"""
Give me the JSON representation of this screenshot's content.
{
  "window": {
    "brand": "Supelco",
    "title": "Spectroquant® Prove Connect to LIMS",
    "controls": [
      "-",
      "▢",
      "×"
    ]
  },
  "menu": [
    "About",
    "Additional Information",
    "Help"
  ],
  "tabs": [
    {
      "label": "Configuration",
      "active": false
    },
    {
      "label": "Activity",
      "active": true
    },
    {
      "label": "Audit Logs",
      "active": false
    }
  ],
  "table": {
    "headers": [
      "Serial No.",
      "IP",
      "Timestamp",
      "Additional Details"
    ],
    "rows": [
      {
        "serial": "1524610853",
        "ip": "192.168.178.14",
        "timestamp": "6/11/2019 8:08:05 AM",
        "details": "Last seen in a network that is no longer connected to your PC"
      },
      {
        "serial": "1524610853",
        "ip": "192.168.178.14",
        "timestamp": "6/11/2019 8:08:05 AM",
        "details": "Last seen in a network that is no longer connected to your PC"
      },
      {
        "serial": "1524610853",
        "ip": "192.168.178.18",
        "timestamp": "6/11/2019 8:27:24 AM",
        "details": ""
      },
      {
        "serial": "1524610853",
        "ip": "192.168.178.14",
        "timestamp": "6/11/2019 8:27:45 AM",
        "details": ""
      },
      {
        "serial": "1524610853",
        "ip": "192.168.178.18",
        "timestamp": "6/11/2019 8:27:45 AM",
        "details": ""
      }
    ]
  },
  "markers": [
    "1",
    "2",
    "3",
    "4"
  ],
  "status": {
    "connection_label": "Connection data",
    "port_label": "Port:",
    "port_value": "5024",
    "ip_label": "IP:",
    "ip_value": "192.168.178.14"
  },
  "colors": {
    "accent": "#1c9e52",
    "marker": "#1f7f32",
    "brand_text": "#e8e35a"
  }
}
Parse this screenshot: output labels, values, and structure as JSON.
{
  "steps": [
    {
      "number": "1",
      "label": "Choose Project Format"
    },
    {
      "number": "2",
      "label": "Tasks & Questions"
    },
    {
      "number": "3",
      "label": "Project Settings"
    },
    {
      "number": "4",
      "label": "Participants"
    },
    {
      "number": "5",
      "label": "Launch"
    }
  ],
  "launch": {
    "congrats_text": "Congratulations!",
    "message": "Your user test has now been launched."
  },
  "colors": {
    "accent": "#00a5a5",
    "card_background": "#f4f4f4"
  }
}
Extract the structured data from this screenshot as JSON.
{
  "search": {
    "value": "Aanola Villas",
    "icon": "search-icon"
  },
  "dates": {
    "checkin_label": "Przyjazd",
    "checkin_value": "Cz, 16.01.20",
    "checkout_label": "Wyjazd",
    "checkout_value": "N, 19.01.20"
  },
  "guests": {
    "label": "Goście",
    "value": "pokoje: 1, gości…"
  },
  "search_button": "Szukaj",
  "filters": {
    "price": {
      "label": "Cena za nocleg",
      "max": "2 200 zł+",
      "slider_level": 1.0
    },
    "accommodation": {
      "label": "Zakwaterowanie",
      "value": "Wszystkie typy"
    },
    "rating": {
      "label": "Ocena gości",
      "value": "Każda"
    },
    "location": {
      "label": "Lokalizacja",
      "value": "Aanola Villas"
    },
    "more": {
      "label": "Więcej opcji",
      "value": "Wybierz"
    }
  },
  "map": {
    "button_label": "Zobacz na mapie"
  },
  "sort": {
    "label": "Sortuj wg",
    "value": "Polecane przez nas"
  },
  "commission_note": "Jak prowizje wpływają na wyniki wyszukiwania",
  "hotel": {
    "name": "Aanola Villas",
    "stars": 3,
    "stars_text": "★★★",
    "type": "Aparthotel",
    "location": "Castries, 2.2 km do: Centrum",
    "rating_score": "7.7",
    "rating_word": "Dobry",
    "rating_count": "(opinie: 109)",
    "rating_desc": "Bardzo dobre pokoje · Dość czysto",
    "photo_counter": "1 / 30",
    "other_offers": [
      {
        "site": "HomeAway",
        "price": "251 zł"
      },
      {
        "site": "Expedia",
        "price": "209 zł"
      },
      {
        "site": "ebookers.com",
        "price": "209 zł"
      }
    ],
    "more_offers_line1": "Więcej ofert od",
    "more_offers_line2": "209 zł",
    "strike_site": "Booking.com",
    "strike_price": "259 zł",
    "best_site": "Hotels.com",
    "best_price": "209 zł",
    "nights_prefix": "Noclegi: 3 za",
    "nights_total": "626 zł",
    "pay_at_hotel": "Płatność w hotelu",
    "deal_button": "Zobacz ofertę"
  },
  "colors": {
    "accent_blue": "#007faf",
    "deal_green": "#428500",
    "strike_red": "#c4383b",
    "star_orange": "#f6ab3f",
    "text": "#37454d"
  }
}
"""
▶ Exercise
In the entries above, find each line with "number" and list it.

▶ Result below
      "number": "1",
      "number": "2",
      "number": "3",
      "number": "4",
      "number": "5",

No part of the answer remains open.